By Josh Qian, Daily Staff Reporter
Published April 12, 2012
Hope for patients with the neurological degenerative disease amyotrophic lateral sclerosis, commonly referred to as ALS or Lou Gehrig’s disease, has been found with a recent discovery the University made in partnership with Emory University and Harvard University.
ALS causes nerve cells to stop functioning properly and eventually die. This then leads to muscle weakness, paralysis and eventually death in most ALS patients.
The University’s study — sponsored by NeuralStem Inc., a company with patented technology that produces neural stem cells — was the first to show that stem cells can be safely implanted into the spinal cords of patients with ALS as a form of treatment.
Wiley Online Library, a multidisciplinary collection of online resources, has published the study and Stem Cells, a peer-reviewed science journal, will soon publish the study in print.
Neurology Prof. Eva Feldman — the director of the A. Alfred Taubman Medical Research Institute and the University of Michigan Health System’s ALS Clinic —serves as the principal investigator of the ongoing trials and was the senior author of the paper.
“We have learned so much about stem cells and the promise they hold for effective treatment of devastating diseases like ALS,” Feldman said.
Feldman explained that implanted stem cells wont form the motor neurons that control muscle function and are affected by the disease. Instead, they form a type of support cells, called glial cells, which make contact with motor neurons. The glial cells fill in the gaps of the spinal neurons affected by ALS.
“I like to say these cells clean up the neighborhood that the motor neurons live in,” Feldman said. “These support cells remove toxins, provide nutrition and supply certain proteins that we know help protect the neurons under attack by the disease.”
Feldman said that the team created a special delivery apparatus for implanting stem cells directly into patients’ spinal cords.
“Implanting stem cells in the human spinal cord had never been done before, as far as we know,” she said.
Feldman explained that Nicholas Boulis, neurosurgery professor of Emory and one of Feldman’s past post-doctoral fellows, was a key collaborator in developing the method of implanting the stem cells.
“You have to understand that the spinal cord goes up and down as the patient breathes,” Feldman said. “Boulis devised a way to overcome this obstacle by bolting the delivery device into the plates, or lamina, of the spinal column. It’s really quite a remarkable achievement in itself.”

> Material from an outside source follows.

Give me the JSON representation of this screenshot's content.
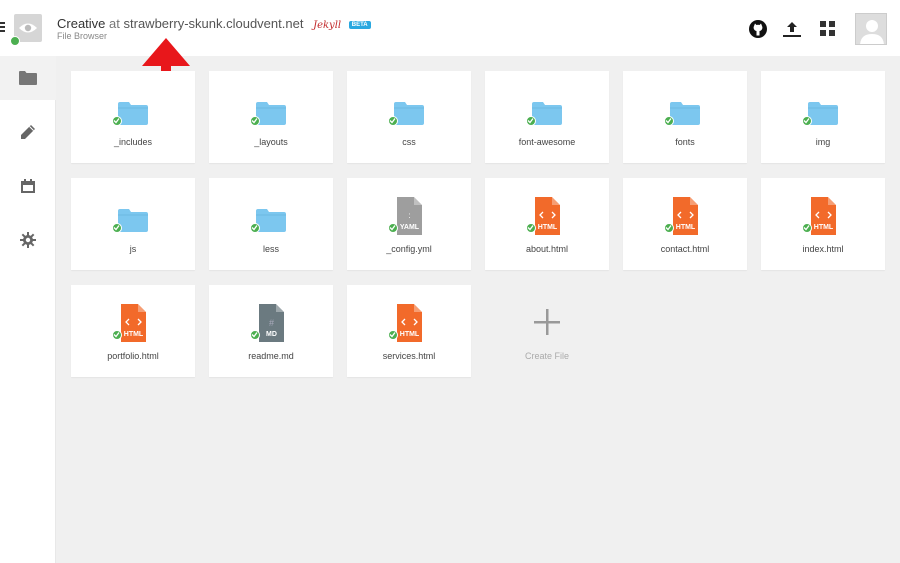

Feldman added that it took the team years to devise the most effective procedure they first tested on animal models before the U.S. Food and Drug Administration gave the team permission for human clinical trials in January 2010.
“So far 12 individuals have undergone the procedure,” Feldman said. “We have been very encouraged by our ability to safely implant stem cells in the human spinal cord, but we have a long way to go.”
Feldman said the patients who have gone through the procedure have not experienced any serious adverse side effects, and some patients have shown a reduction in the progression of the disease.
“We do extensive tests on the patients before they leave the hospital and follow them for months,” Feldman said. “All of our findings point to the safety of the procedure.”
Though Feldman said it is too early to evaluate the efficacy of the treatment, she believes the FDA will approve it for widespread clinical use in three to four years. She added that she expects multiple breakthroughs in stem cell research application in the coming years.
“We are making great progress in laboratories around the world … I think we will be amazed 20 years from now what we will be able to do with stem cell technology.”